►

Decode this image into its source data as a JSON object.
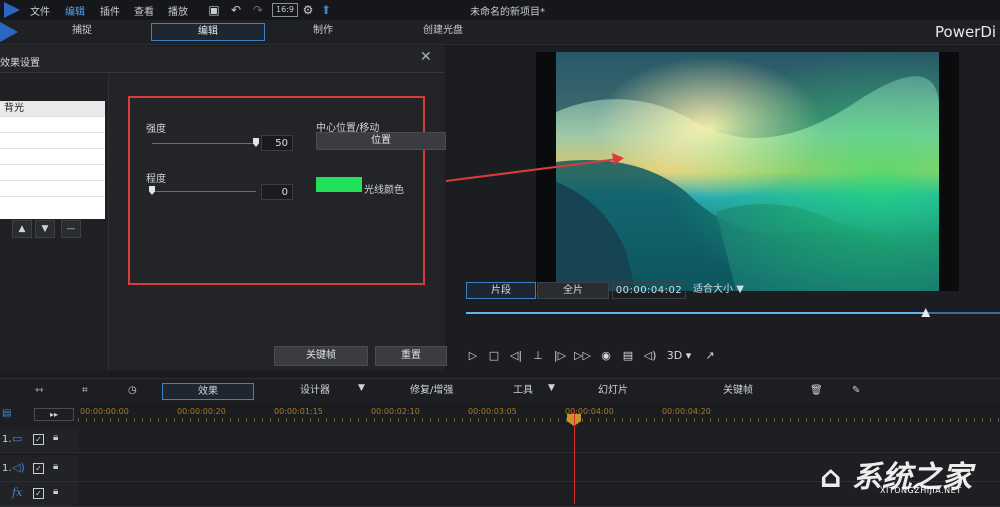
{
  "menubar": {
    "items": [
      "文件",
      "编辑",
      "插件",
      "查看",
      "播放"
    ],
    "active_index": 1,
    "aspect_badge": "16:9",
    "project_title": "未命名的新项目*"
  },
  "modes": {
    "tabs": [
      "捕捉",
      "编辑",
      "制作",
      "创建光盘"
    ],
    "active_index": 1,
    "brand": "PowerDi"
  },
  "effect_panel": {
    "title": "效果设置",
    "list": [
      "背光",
      "",
      "",
      "",
      "",
      "",
      ""
    ],
    "selected_index": 0,
    "intensity_label": "强度",
    "intensity_value": "50",
    "intensity_level": 1.0,
    "degree_label": "程度",
    "degree_value": "0",
    "degree_level": 0.0,
    "center_label": "中心位置/移动",
    "position_button": "位置",
    "color_label": "光线颜色",
    "color": "#22e05a",
    "keyframe_button": "关键帧",
    "reset_button": "重置"
  },
  "preview": {
    "clip_tab": "片段",
    "movie_tab": "全片",
    "timecode": "00:00:04:02",
    "fit_label": "适合大小",
    "threed_label": "3D",
    "progress": 0.86
  },
  "timeline_toolbar": {
    "effect_tab": "效果",
    "designer": "设计器",
    "fix_enhance": "修复/增强",
    "tools": "工具",
    "slideshow": "幻灯片",
    "keyframe": "关键帧"
  },
  "ruler": {
    "labels": [
      "00:00:00:00",
      "00:00:00:20",
      "00:00:01:15",
      "00:00:02:10",
      "00:00:03:05",
      "00:00:04:00",
      "00:00:04:20"
    ]
  },
  "tracks": [
    {
      "num": "1.",
      "icon": "video-track-icon"
    },
    {
      "num": "1.",
      "icon": "audio-track-icon"
    },
    {
      "num": "",
      "icon": "fx-track-icon"
    }
  ],
  "watermark": {
    "logo": "系统之家",
    "url": "XITONGZHIJIA.NET"
  },
  "colors": {
    "accent": "#3c82c8",
    "highlight_box": "#d93c3c",
    "playhead": "#d92b2b"
  }
}
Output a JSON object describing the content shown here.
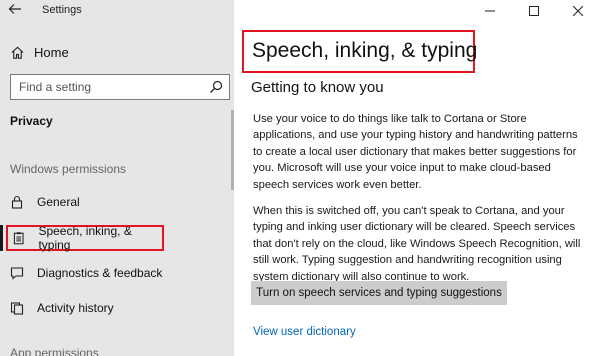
{
  "window": {
    "app_title": "Settings"
  },
  "sidebar": {
    "home_label": "Home",
    "search_placeholder": "Find a setting",
    "section_title": "Privacy",
    "group_title": "Windows permissions",
    "items": [
      {
        "label": "General",
        "icon": "lock-icon"
      },
      {
        "label": "Speech, inking, & typing",
        "icon": "clipboard-icon",
        "selected": true
      },
      {
        "label": "Diagnostics & feedback",
        "icon": "feedback-icon"
      },
      {
        "label": "Activity history",
        "icon": "history-icon"
      }
    ],
    "next_group_partial": "App permissions"
  },
  "main": {
    "page_title": "Speech, inking, & typing",
    "subheading": "Getting to know you",
    "paragraph1": "Use your voice to do things like talk to Cortana or Store\napplications, and use your typing history and handwriting patterns\nto create a local user dictionary that makes better suggestions for\nyou. Microsoft will use your voice input to make cloud-based\nspeech services work even better.",
    "paragraph2": "When this is switched off, you can't speak to Cortana, and your\ntyping and inking user dictionary will be cleared. Speech services\nthat don't rely on the cloud, like Windows Speech Recognition, will\nstill work. Typing suggestion and handwriting recognition using\nsystem dictionary will also continue to work.",
    "button_label": "Turn on speech services and typing suggestions",
    "link_label": "View user dictionary"
  },
  "colors": {
    "highlight_red": "#e0151f",
    "link_blue": "#0067b8",
    "sidebar_bg": "#e6e6e6",
    "button_bg": "#cccccc"
  }
}
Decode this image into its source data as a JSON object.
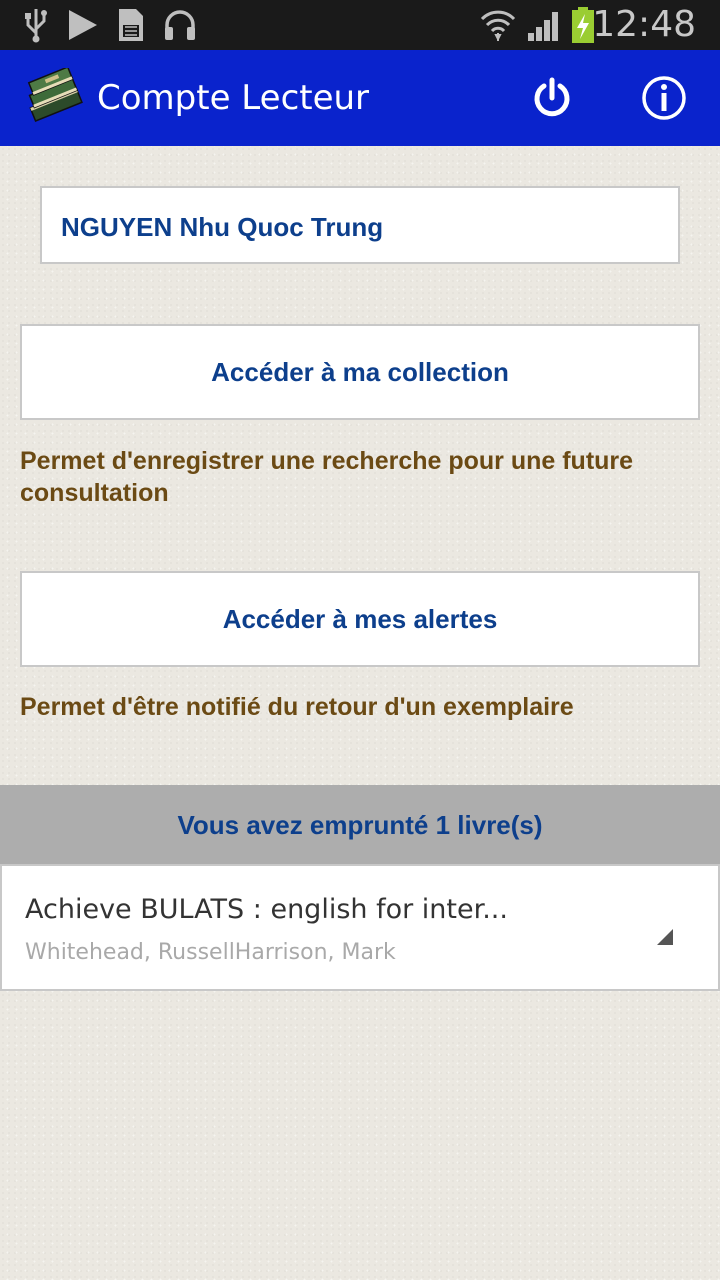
{
  "status_bar": {
    "time": "12:48",
    "icons": [
      "usb-icon",
      "play-icon",
      "sd-card-icon",
      "headphones-icon",
      "wifi-icon",
      "signal-icon",
      "battery-charging-icon"
    ]
  },
  "action_bar": {
    "title": "Compte Lecteur",
    "icons": [
      "books-logo-icon",
      "power-icon",
      "info-icon"
    ]
  },
  "user": {
    "name": "NGUYEN Nhu Quoc Trung"
  },
  "collection": {
    "button_label": "Accéder à ma collection",
    "description": "Permet d'enregistrer une recherche pour une future consultation"
  },
  "alerts": {
    "button_label": "Accéder à mes alertes",
    "description": "Permet d'être notifié du retour d'un exemplaire"
  },
  "loans": {
    "header": "Vous avez emprunté 1 livre(s)",
    "items": [
      {
        "title": "Achieve BULATS : english for inter...",
        "author": "Whitehead, RussellHarrison, Mark"
      }
    ]
  },
  "colors": {
    "action_bar": "#0a23cc",
    "primary_text": "#0d3f8c",
    "description_text": "#6b4a14",
    "loan_header_bg": "#adadad"
  }
}
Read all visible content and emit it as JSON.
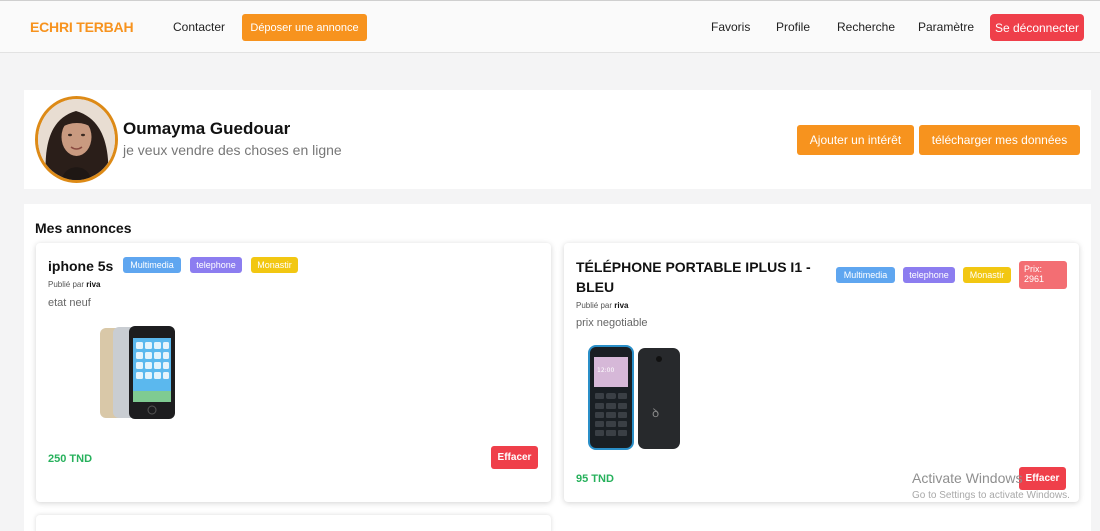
{
  "navbar": {
    "brand": "ECHRI TERBAH",
    "contact": "Contacter",
    "post_ad": "Déposer une annonce",
    "favorites": "Favoris",
    "profile": "Profile",
    "search": "Recherche",
    "settings": "Paramètre",
    "logout": "Se déconnecter"
  },
  "profile": {
    "name": "Oumayma Guedouar",
    "bio": "je veux vendre des choses en ligne",
    "add_interest": "Ajouter un intérêt",
    "download_data": "télécharger mes données"
  },
  "ads": {
    "title": "Mes annonces",
    "items": [
      {
        "title": "iphone 5s",
        "tags": [
          "Multimedia",
          "telephone",
          "Monastir"
        ],
        "posted_label": "Publié par",
        "author": "riva",
        "description": "etat neuf",
        "price": "250 TND",
        "delete_label": "Effacer"
      },
      {
        "title": "TÉLÉPHONE PORTABLE IPLUS I1 - BLEU",
        "tags": [
          "Multimedia",
          "telephone",
          "Monastir"
        ],
        "price_badge": "Prix: 2961",
        "posted_label": "Publié par",
        "author": "riva",
        "description": "prix negotiable",
        "price": "95 TND",
        "delete_label": "Effacer"
      }
    ]
  },
  "watermark": {
    "line1": "Activate Windows",
    "line2": "Go to Settings to activate Windows."
  }
}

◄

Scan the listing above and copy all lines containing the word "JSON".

> [SOLUTION]:
Decode this image into its source data as a JSON object.
Output a JSON object describing the content shown here.
Decode this image into its source data as a JSON object.
Read all visible content and emit it as JSON.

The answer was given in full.